ELLEN HAZELKORN is recognized as one of the leading scholars studying higher education rankings and their impact in government policies and on institutional decision-making. She holds a joint appointment as Policy Advisor to the Higher Education Authority (HEA) and Director of the Higher Education Policy Research Unit (HEPRU) at the Dublin Institute of Technology (Ireland). She is also President of EAIR (European Higher Education Society) and Chairperson of the EU Expert Group on Science Education. She has wide-ranging expertise across the fields of higher education policy and higher education, including: governance, leadership and management issues and challenges, with particular reference to new universities/HEIs; institutional research strategy and national science policy; national and institutional systems of evaluation and rankings; and across teaching, learning and research in the arts, humanities and social science, and in science education. Professor Hazelkorn has authored/co-authored over 90 peer-reviewed articles, policy briefs, books and book chapters. Some of the recent publications in which she has been author, coauthor or editor include Rankings and the Reshaping of Higher Education: The Battle for World-Class Excellence (Palgrave 2011; forthcoming 2nd ed. 2015), Rankings and Accountability in Higher Education: Uses and Misuses (UNESCO, 2013), Rankings in Institutional Strategies and Processes: impact or illusion? (EUA, 2014), and Global Rankings and the Geo-Politics of Higher Education (Routledge 2015). Sheworks as a consultant/specialist with international organizations and universities, and as member of various government/international review teams and boards. She has over 20 years senior experience in higher education, holding positions as Vice President of Research and Enterprise, and Dean of the Graduate Research School, (2008-2014), and Vice President and Founding Dean of the Faculty of Applied Arts, Dublin Institute of Technology (1995-2008). She was awarded a BA and PhD from the University of Wisconsin, Madison, and the University of Kent, UK, respectively.
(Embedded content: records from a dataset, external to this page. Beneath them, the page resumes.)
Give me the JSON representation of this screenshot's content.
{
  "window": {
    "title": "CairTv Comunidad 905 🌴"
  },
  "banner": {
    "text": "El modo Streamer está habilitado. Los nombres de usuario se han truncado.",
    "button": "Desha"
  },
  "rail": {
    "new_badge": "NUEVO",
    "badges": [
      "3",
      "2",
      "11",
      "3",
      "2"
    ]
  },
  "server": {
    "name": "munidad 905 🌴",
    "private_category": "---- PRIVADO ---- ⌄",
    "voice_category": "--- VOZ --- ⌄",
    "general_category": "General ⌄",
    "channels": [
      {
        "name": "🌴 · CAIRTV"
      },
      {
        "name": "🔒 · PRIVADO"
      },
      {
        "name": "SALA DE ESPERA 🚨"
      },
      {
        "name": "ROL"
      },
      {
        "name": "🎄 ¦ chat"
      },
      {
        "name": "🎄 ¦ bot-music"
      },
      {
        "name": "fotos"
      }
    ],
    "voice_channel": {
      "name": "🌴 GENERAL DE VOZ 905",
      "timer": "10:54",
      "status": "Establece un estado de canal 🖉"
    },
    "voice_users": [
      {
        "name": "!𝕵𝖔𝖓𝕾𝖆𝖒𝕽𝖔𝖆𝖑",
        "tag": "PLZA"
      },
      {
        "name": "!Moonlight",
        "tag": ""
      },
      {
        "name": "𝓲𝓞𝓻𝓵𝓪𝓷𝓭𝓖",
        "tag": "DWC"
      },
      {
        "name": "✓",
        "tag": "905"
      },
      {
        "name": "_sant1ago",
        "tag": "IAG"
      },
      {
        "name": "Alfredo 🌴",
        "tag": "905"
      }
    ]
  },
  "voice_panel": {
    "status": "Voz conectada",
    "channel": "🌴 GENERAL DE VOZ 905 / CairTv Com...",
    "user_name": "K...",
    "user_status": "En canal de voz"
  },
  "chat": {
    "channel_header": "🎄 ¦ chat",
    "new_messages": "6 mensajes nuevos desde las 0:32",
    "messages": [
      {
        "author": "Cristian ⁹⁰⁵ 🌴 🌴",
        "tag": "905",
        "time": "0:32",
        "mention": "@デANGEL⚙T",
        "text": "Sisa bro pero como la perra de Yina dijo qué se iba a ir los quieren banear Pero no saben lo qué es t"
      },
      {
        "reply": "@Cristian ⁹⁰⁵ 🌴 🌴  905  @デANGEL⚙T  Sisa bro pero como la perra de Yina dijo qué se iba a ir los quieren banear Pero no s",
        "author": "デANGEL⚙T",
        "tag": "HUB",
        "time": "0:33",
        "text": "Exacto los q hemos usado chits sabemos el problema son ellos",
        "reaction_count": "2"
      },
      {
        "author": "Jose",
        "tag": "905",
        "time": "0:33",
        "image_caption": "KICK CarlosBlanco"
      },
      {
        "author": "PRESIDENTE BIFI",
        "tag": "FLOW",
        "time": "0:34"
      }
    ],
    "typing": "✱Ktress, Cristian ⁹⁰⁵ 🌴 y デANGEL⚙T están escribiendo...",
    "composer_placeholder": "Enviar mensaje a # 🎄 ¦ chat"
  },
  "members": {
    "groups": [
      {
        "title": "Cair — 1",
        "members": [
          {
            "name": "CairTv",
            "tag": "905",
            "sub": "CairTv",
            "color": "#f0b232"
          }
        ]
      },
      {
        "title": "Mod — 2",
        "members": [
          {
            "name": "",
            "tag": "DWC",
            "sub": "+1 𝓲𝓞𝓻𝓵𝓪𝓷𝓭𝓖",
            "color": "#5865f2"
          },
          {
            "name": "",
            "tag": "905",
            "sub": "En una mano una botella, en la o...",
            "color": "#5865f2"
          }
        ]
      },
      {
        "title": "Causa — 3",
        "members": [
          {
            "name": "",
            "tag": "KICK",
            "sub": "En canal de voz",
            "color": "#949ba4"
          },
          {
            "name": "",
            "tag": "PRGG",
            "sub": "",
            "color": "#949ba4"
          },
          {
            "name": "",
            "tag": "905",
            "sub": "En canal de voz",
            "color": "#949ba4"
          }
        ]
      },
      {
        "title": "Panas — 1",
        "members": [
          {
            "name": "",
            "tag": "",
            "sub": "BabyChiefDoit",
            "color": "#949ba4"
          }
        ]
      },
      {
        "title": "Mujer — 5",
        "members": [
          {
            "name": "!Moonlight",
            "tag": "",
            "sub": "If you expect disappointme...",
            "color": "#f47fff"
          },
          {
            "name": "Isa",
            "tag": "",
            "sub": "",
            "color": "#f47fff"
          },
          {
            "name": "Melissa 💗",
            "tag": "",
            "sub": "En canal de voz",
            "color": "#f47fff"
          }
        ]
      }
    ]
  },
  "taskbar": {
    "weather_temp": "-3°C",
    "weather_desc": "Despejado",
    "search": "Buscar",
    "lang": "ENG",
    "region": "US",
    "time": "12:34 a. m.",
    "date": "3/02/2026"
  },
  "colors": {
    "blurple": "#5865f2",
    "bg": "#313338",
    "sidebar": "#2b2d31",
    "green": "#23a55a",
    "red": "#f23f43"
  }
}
New University Rankings with Other Criteria

Money magazine joined with Mark S. Schneider, a vice president at the American Institutes for Research and a former commissioner of the Department of Education’s National Center for Education Statistics to identify institutions with ‘great value’. The list ranks 665 colleges according to 17 factors in three categories:

  1. “Quality of education” includes each college’s six-year graduation rate, student-to-faculty ratio, and a “value-added” graduation rate, which reflects the difference between the actual rate and the expected rate based on students’ academic and economic backgrounds.
  2. “Affordability” includes borrowing by students and parents, student-loan default rates, and estimates of the average net price of a degree (based on a college’s sticker price, total institutional aid, tuition inflation, and average time to graduation).
  3.  “Outcomes” includes various measures of early- and mid-career earnings, based on raw data from

Very different list than other rankings! Worth looking at here.